Bridge structures are essential for social and economic development, but they are costly to maintain. More efficient planning and better investment of resources are needed. To this end, Structural Health Monitoring (SHM) techniques are used to collect data on the behavior of the bridge in terms of engineering and environmental variables to support decision making. However, without predefined objectives for the monitoring campaign, it often results in large, unwieldy databases from which little or no value can be derived. To tackle this problem, this PDEng project focuses on a methodology that translates vibration global SHM data into a damage indicator. To this end, (i) two types of damage sensitive features obtained from the vibration data were thoroughly explored; (ii) a process based on Principal Component Analysis (PCA) was used to address the high dimensionality space of the data. Besides, an approach to calibrate the reference period based on the PCA was proposed; (iii) a one-class support vector machine to perform damage detection using damage sensitive features was implemented; and (iv) the validation was carried out based on two case studies, the Z24 bridge, and the SMC bridge benchmarks. In particular, for the latter, anomalies were detected with respect to the reference period four months before the closing of the bridge when the damage was found through on-site inspection.

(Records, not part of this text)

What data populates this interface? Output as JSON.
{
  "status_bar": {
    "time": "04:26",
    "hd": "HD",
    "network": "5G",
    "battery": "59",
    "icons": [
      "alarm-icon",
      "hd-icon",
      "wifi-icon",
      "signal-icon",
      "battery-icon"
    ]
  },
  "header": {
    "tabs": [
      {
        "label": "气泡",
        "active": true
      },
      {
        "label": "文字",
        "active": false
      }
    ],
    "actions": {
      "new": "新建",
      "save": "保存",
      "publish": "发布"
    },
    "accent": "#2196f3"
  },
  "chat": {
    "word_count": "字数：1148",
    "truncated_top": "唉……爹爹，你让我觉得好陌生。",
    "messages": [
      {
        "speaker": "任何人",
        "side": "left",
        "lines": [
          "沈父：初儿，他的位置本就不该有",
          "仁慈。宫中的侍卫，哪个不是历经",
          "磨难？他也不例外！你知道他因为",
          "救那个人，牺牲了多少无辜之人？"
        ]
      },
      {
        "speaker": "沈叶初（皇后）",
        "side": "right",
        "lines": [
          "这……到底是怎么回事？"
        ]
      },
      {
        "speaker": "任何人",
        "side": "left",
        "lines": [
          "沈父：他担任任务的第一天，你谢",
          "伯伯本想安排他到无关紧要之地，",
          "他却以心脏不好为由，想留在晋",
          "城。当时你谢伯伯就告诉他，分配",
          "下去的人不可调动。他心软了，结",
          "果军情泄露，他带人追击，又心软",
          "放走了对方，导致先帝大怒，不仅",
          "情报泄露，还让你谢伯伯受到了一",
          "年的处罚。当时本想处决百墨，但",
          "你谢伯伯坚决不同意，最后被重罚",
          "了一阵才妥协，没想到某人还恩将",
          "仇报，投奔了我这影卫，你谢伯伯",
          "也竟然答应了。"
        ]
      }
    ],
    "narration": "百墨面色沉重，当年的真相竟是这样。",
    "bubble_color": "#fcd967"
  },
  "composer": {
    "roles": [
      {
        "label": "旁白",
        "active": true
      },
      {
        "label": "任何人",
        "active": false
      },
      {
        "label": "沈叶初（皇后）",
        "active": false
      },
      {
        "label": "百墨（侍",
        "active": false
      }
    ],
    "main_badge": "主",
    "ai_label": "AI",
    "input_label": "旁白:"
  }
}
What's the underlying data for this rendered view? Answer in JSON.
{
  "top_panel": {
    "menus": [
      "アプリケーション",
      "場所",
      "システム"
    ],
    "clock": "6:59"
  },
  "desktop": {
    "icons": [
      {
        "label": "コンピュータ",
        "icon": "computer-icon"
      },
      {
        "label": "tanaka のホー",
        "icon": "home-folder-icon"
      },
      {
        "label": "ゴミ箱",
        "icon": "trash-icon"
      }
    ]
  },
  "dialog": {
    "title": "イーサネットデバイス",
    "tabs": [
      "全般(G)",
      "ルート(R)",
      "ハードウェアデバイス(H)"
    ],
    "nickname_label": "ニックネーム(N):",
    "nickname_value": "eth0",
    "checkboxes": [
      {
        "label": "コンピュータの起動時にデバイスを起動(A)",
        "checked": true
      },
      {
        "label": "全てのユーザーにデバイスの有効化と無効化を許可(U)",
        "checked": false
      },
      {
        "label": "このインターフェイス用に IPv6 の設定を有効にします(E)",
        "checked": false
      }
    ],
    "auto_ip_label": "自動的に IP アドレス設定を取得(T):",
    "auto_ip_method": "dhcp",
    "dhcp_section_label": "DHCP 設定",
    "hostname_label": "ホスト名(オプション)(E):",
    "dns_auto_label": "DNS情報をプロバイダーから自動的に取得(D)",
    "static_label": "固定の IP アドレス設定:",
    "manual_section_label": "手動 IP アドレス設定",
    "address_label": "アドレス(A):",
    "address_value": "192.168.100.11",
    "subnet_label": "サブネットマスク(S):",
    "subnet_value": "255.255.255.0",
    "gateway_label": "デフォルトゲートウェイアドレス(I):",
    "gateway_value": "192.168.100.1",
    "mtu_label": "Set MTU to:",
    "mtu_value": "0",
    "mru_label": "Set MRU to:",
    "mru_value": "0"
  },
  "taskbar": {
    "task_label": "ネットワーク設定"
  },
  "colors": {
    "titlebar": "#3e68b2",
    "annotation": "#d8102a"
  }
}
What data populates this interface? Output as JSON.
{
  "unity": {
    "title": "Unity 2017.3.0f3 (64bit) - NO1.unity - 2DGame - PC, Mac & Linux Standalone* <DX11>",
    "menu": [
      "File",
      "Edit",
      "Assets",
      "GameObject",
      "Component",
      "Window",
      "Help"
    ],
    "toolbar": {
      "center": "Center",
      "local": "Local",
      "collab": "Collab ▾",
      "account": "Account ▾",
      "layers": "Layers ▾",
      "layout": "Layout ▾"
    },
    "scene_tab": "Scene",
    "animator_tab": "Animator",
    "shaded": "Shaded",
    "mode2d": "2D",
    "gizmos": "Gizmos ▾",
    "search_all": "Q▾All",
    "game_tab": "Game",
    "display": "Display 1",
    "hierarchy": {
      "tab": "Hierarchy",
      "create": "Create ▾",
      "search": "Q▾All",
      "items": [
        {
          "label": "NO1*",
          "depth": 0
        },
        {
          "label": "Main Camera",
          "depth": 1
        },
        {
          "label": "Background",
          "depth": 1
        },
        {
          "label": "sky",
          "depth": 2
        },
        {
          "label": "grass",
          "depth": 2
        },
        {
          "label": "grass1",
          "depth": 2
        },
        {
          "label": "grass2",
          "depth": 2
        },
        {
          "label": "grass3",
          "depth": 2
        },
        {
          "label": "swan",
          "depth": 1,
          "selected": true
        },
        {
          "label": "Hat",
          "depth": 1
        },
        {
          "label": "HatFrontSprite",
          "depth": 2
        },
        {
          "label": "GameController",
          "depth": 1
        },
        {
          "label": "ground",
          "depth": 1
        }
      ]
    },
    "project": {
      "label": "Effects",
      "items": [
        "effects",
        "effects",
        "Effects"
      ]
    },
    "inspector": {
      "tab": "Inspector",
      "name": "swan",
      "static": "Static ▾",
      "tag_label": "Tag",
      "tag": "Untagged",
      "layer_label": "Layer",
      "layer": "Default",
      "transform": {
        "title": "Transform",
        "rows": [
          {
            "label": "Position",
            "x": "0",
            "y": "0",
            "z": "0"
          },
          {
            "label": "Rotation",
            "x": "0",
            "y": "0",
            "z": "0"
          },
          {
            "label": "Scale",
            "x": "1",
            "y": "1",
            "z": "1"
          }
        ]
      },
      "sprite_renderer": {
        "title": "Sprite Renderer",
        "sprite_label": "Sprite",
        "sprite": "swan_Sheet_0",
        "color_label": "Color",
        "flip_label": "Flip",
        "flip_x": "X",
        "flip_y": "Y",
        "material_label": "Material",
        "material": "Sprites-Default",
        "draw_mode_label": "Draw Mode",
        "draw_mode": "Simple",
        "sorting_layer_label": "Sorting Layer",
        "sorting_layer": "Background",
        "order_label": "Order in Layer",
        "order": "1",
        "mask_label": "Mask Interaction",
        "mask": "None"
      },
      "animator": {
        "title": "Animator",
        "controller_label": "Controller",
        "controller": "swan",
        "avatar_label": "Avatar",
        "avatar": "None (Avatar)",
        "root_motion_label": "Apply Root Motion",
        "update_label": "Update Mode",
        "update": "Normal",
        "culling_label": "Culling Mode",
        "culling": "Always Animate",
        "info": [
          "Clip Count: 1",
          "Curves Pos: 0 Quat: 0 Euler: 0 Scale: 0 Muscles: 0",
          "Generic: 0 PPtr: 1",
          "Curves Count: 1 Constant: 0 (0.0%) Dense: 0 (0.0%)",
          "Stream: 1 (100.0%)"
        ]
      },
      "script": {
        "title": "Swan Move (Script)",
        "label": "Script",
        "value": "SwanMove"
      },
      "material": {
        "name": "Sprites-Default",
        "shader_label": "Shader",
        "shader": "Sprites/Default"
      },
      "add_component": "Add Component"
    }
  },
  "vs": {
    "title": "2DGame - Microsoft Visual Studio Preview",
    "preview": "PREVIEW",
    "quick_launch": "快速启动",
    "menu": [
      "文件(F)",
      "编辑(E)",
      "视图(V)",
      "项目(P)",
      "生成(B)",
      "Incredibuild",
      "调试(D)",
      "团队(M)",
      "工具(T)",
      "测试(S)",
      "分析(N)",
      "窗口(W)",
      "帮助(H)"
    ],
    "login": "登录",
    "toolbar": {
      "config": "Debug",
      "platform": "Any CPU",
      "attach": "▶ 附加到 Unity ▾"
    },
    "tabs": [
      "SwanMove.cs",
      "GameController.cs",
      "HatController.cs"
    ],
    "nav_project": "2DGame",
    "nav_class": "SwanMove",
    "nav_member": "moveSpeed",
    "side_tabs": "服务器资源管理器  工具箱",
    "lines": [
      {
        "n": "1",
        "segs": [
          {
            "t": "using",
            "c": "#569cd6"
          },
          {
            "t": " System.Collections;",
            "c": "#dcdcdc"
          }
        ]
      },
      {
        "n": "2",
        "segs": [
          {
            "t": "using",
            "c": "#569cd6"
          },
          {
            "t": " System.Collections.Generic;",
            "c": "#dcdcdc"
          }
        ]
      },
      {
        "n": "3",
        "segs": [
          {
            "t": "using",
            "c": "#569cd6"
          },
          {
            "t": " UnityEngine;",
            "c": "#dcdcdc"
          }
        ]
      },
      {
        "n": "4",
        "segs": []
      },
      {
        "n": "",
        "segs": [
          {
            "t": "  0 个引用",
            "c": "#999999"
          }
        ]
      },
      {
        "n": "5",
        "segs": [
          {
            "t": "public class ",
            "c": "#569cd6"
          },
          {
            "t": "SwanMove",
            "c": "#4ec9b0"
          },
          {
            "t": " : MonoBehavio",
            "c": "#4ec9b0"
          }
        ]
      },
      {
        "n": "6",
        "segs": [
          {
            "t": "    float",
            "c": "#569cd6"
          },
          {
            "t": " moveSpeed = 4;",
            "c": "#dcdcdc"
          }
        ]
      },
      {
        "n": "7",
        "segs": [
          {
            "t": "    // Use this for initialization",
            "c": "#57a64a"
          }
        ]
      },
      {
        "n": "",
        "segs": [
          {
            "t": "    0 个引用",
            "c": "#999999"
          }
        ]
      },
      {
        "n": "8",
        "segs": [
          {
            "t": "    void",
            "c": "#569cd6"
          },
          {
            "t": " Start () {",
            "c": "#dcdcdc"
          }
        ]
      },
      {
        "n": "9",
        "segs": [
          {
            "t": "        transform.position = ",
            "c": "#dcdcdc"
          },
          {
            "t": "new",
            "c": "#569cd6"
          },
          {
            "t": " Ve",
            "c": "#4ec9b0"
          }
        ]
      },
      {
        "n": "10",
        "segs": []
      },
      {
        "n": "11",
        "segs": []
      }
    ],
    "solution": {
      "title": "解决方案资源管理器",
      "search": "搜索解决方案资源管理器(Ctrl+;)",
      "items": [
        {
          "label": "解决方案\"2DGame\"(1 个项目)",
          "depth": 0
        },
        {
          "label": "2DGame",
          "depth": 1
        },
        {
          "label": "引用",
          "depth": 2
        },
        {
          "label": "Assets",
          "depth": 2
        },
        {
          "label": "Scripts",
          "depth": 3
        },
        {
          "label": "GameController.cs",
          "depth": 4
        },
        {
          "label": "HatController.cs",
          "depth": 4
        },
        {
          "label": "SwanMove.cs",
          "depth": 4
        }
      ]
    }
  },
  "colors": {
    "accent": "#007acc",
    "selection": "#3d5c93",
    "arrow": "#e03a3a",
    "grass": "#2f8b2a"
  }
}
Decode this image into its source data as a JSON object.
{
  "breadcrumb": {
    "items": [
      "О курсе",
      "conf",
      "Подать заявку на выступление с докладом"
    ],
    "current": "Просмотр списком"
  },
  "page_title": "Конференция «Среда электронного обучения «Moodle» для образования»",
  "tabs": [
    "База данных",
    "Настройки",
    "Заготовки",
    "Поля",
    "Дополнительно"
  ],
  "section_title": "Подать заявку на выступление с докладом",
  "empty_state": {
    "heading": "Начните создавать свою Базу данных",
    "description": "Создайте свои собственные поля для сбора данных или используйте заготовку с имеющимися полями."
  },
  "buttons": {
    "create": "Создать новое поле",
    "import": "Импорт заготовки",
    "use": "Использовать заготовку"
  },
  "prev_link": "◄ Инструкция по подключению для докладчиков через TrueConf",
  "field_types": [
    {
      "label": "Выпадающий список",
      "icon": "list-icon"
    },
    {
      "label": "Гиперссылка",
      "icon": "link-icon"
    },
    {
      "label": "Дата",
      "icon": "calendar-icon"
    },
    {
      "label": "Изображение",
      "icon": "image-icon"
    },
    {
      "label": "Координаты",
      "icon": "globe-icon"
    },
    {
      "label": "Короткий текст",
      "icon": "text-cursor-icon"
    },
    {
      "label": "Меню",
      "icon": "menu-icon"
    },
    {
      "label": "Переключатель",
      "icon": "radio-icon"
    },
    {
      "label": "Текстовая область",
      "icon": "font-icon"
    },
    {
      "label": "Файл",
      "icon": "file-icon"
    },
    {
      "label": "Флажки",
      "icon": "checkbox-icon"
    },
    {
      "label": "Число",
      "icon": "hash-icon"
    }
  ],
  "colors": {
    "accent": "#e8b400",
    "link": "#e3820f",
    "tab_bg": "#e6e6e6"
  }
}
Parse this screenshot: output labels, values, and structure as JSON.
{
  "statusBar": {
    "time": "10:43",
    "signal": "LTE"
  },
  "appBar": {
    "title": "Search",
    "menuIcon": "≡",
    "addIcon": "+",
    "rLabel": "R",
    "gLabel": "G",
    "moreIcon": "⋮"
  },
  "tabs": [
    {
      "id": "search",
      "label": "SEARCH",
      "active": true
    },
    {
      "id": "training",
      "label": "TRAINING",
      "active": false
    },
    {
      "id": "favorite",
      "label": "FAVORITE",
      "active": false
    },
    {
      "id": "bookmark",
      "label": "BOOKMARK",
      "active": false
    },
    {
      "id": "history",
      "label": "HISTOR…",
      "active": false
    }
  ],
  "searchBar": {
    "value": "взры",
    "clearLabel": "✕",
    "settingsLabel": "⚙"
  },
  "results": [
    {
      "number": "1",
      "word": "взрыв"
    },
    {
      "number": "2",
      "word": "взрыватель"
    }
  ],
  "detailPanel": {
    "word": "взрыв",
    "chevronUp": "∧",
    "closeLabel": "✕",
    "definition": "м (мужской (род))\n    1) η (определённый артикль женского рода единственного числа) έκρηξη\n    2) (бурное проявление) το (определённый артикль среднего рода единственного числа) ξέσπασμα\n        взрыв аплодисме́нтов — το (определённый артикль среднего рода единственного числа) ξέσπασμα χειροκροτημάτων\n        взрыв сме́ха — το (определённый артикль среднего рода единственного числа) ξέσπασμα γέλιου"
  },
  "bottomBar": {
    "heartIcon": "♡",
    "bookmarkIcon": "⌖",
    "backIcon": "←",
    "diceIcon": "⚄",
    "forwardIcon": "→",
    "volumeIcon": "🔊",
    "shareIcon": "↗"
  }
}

University of Twente
Halman, Johannes Innocentius Maria, Supervisor
23 Nov 2020
Published - 23 Nov 2020